Denver Dude wrote:Does hp play into it, or is it only weight and adhesion?
Horsepower at the rail is TE (in pounds) times speed (in miles/hour) divided by 375. So a locomotive that's producing 150000 lb of TE at 1 mph is producing 400 rail hp, by definition. If the locomotive's prime mover can't produce that much horsepower, then the locomotive can't produce 150000 lb TE at 1 mph. But maybe it can produce it at 0.5 mph.
  by Denver Dude
timz wrote:
Denver Dude wrote:it seems that TE is just a factor of weight and adhesion.
Well, yes, if you define "adhesion" that way. A certain amount of weight on drivers allows a certain maximum TE. If you have 100000 lb on drivers you can't expect to get 100000 lb of TE. You understand that, and there isn't much more to understand about "adhesion".
Denver Dude wrote:Does hp play into it, or is it only weight and adhesion?
Horsepower at the rail is TE (in pounds) times speed (in miles/hour) divided by 375. So a locomotive that's producing 150000 lb of TE at 1 mph is producing 400 rail hp, by definition. If the locomotive's prime mover can't produce that much horsepower, then the locomotive can't produce 150000 lb TE at 1 mph. But maybe it can produce it at 0.5 mph.
Doesn't grade factor into it? Also, don't you divide by 550? Hey, I'm just trying to comprehend some of this. :)
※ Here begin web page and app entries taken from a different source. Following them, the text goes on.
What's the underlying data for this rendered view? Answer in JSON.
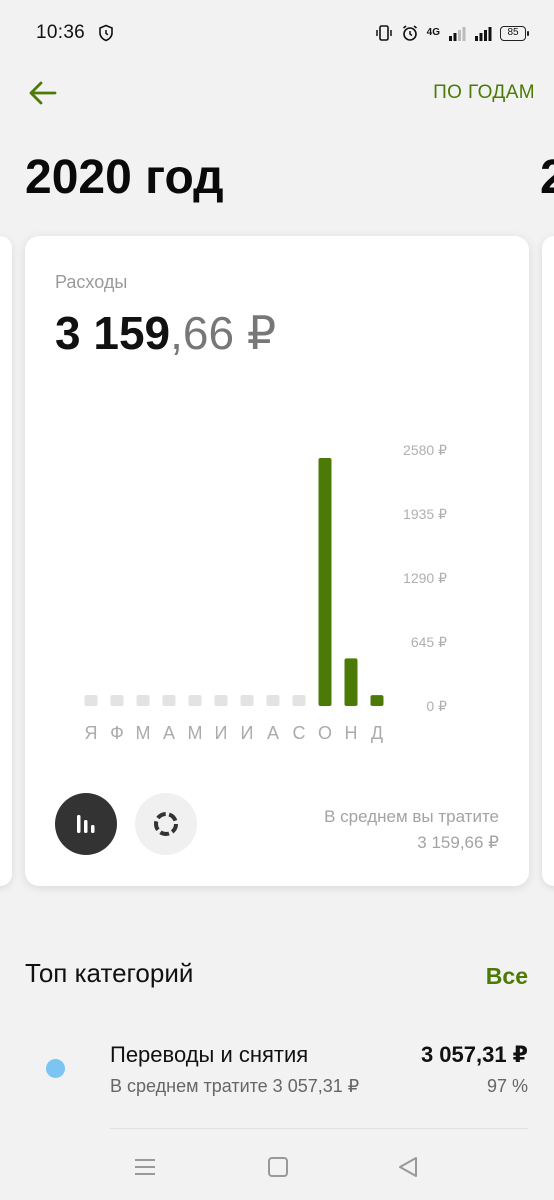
{
  "status_bar": {
    "time": "10:36",
    "network": "4G",
    "battery": "85"
  },
  "app_bar": {
    "back_icon": "arrow-left-icon",
    "by_years_label": "ПО ГОДАМ"
  },
  "year_title": "2020 год",
  "year_next_peek": "2",
  "expenses_card": {
    "label": "Расходы",
    "total_integer": "3 159",
    "total_fraction": ",66 ₽",
    "average_label": "В среднем вы тратите",
    "average_value": "3 159,66 ₽",
    "mode_buttons": [
      "bar-chart-icon",
      "donut-chart-icon"
    ]
  },
  "chart_data": {
    "type": "bar",
    "categories": [
      "Я",
      "Ф",
      "М",
      "А",
      "М",
      "И",
      "И",
      "А",
      "С",
      "О",
      "Н",
      "Д"
    ],
    "values": [
      0,
      0,
      0,
      0,
      0,
      0,
      0,
      0,
      0,
      2500,
      480,
      110
    ],
    "y_ticks": [
      "2580 ₽",
      "1935 ₽",
      "1290 ₽",
      "645 ₽",
      "0 ₽"
    ],
    "y_tick_values": [
      2580,
      1935,
      1290,
      645,
      0
    ],
    "ylim": [
      0,
      2580
    ],
    "title": "",
    "xlabel": "",
    "ylabel": "",
    "colors": {
      "bar": "#4c7a06",
      "empty_bar": "#e3e3e3"
    }
  },
  "top_categories": {
    "title": "Топ категорий",
    "all_label": "Все",
    "items": [
      {
        "name": "Переводы и снятия",
        "amount": "3 057,31 ₽",
        "subtitle": "В среднем тратите 3 057,31 ₽",
        "percent": "97 %",
        "color": "#7cc4f2"
      }
    ]
  },
  "nav_bar": {
    "icons": [
      "menu-icon",
      "home-icon",
      "back-icon"
    ]
  },
  "colors": {
    "accent": "#4c7a06",
    "background": "#f2f2f2"
  }
}
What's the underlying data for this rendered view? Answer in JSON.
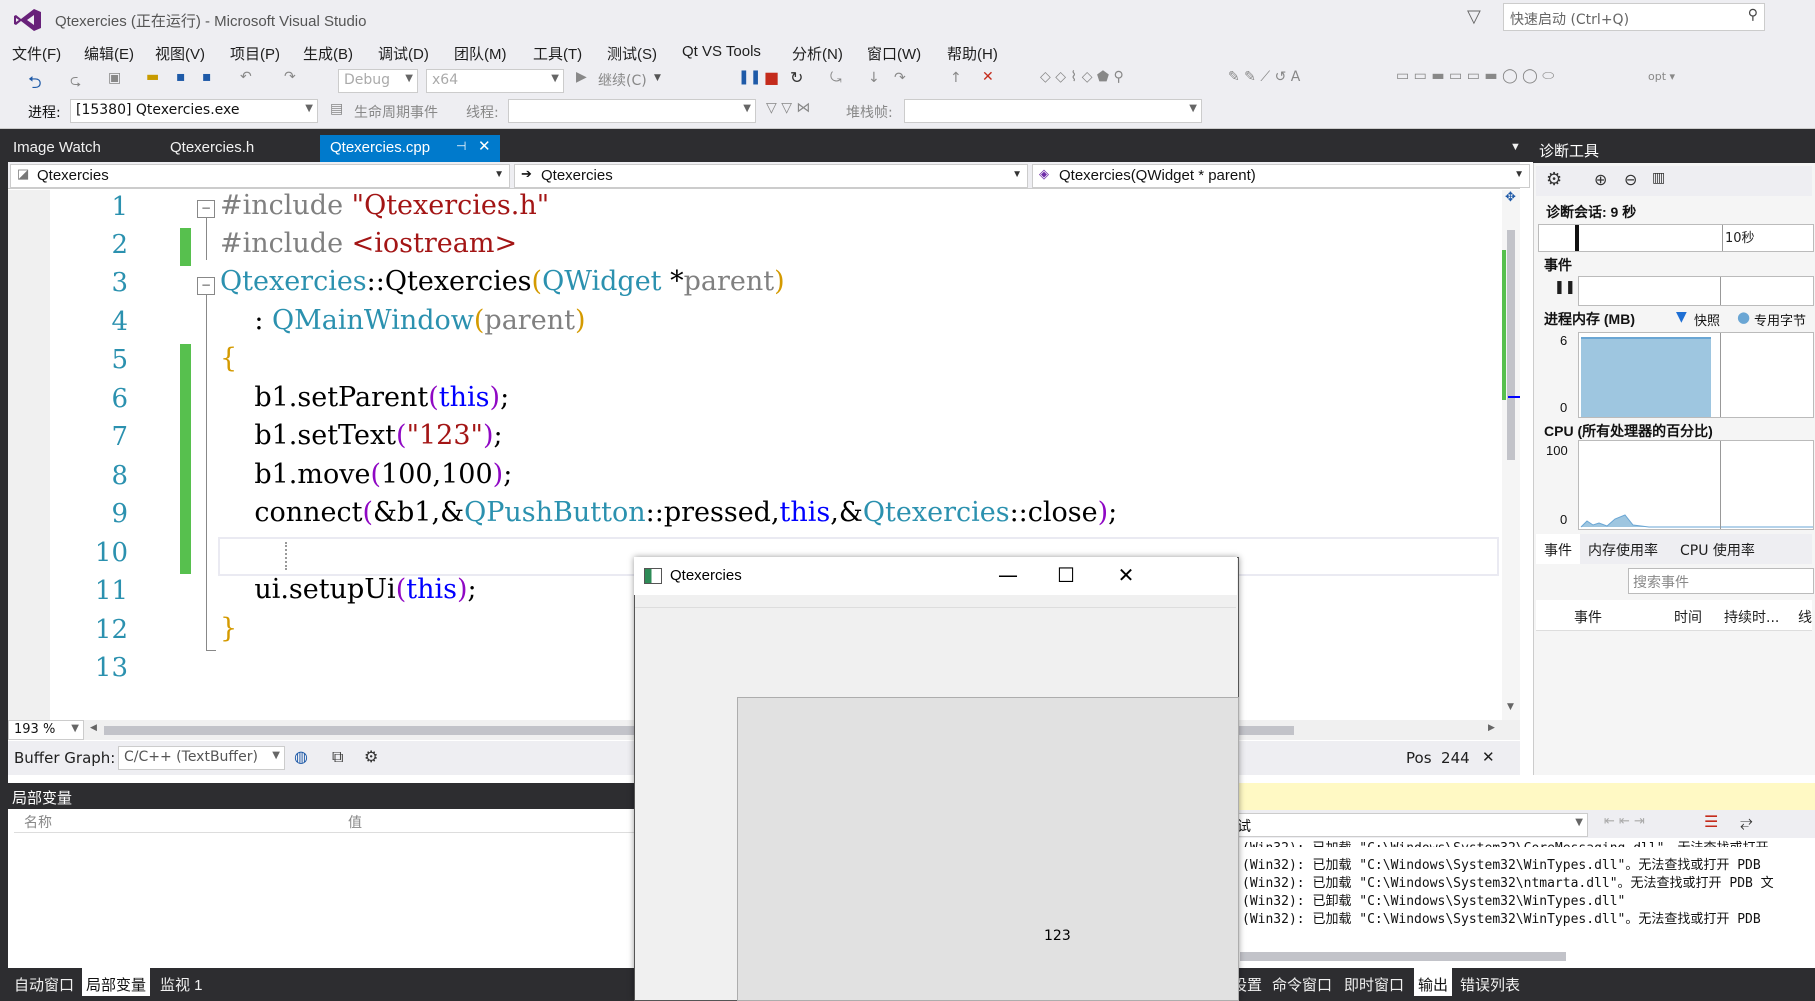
{
  "window": {
    "title": "Qtexercies (正在运行) - Microsoft Visual Studio",
    "quick_launch_placeholder": "快速启动 (Ctrl+Q)"
  },
  "menu": [
    "文件(F)",
    "编辑(E)",
    "视图(V)",
    "项目(P)",
    "生成(B)",
    "调试(D)",
    "团队(M)",
    "工具(T)",
    "测试(S)",
    "Qt VS Tools",
    "分析(N)",
    "窗口(W)",
    "帮助(H)"
  ],
  "toolbar": {
    "config": "Debug",
    "platform": "x64",
    "continue_label": "继续(C)",
    "process_label": "进程:",
    "process_value": "[15380] Qtexercies.exe",
    "lifecycle_label": "生命周期事件",
    "thread_label": "线程:",
    "stack_label": "堆栈帧:"
  },
  "doc_tabs": [
    "Image Watch",
    "Qtexercies.h",
    "Qtexercies.cpp"
  ],
  "nav": {
    "project": "Qtexercies",
    "scope": "Qtexercies",
    "member": "Qtexercies(QWidget * parent)"
  },
  "code": {
    "line_numbers": [
      "1",
      "2",
      "3",
      "4",
      "5",
      "6",
      "7",
      "8",
      "9",
      "10",
      "11",
      "12",
      "13"
    ]
  },
  "editor_footer": {
    "zoom": "193 %",
    "buffer_graph_label": "Buffer Graph:",
    "buffer_graph_value": "C/C++ (TextBuffer)",
    "pos": "Pos  244"
  },
  "diagnostics": {
    "title": "诊断工具",
    "session": "诊断会话: 9 秒",
    "tick_10s": "10秒",
    "events_label": "事件",
    "memory_label": "进程内存 (MB)",
    "snapshot_label": "快照",
    "private_bytes_label": "专用字节",
    "mem_max": "6",
    "mem_min": "0",
    "cpu_label": "CPU (所有处理器的百分比)",
    "cpu_max": "100",
    "cpu_min": "0",
    "tabs": [
      "事件",
      "内存使用率",
      "CPU 使用率"
    ],
    "search_placeholder": "搜索事件",
    "columns": [
      "事件",
      "时间",
      "持续时...",
      "线"
    ]
  },
  "locals": {
    "title": "局部变量",
    "col_name": "名称",
    "col_value": "值"
  },
  "output": {
    "source_tail": "试",
    "lines": [
      "(Win32): 已加载 \"C:\\Windows\\System32\\CoreMessaging.dll\"。无法查找或打开",
      "(Win32): 已加载 \"C:\\Windows\\System32\\WinTypes.dll\"。无法查找或打开 PDB",
      "(Win32): 已加载 \"C:\\Windows\\System32\\ntmarta.dll\"。无法查找或打开 PDB 文",
      "(Win32): 已卸载 \"C:\\Windows\\System32\\WinTypes.dll\"",
      "(Win32): 已加载 \"C:\\Windows\\System32\\WinTypes.dll\"。无法查找或打开 PDB"
    ]
  },
  "bottom_tabs_left": [
    "自动窗口",
    "局部变量",
    "监视 1"
  ],
  "bottom_tabs_right": [
    "设置",
    "命令窗口",
    "即时窗口",
    "输出",
    "错误列表"
  ],
  "qt_window": {
    "title": "Qtexercies",
    "button_text": "123"
  }
}
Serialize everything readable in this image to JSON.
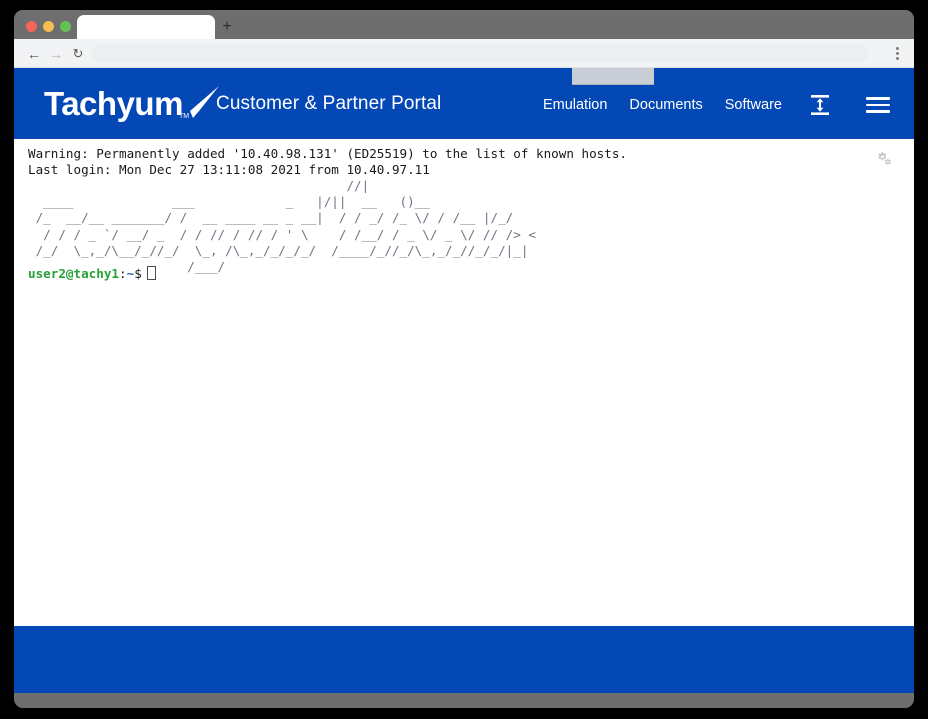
{
  "browser": {
    "traffic_lights": [
      "close",
      "minimize",
      "maximize"
    ],
    "tab_title": "",
    "new_tab_label": "+",
    "back_icon": "←",
    "forward_icon": "→",
    "reload_icon": "↻",
    "url_value": "",
    "url_placeholder": "",
    "menu_icon": "kebab-menu"
  },
  "header": {
    "brand_word": "Tachyum",
    "brand_tm": "TM",
    "title": "Customer & Partner Portal",
    "accent_color": "#0448b5",
    "nav": [
      {
        "label": "Emulation"
      },
      {
        "label": "Documents"
      },
      {
        "label": "Software"
      }
    ],
    "fit_icon": "fit-height-icon",
    "menu_icon": "hamburger-icon"
  },
  "terminal": {
    "settings_icon": "gears-icon",
    "lines": [
      "Warning: Permanently added '10.40.98.131' (ED25519) to the list of known hosts.",
      "Last login: Mon Dec 27 13:11:08 2021 from 10.40.97.11"
    ],
    "ascii_banner": "                                          //|\n  ____             ___            _   |/||  __   ()__\n /_  __/__ _______/ /  __ ____ __ _ __|  / / _/ /_ \\/ / /__ |/_/\n  / / / _ `/ __/ _  / / // / // / ' \\    / /__/ / _ \\/ _ \\/ // /> <\n /_/  \\_,_/\\__/_//_/  \\_, /\\_,_/_/_/_/  /____/_//_/\\_,_/_//_/_/|_|\n                     /___/",
    "prompt": {
      "user_host": "user2@tachy1",
      "separator": ":",
      "path": "~",
      "symbol": "$",
      "command": ""
    },
    "text_color": "#1a1a1a",
    "ascii_color": "#6d7684",
    "user_color": "#26a236"
  },
  "footer": {
    "background_color": "#0448b5"
  }
}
Also, how do you know the speed at which wheel slip will occur? Thanks.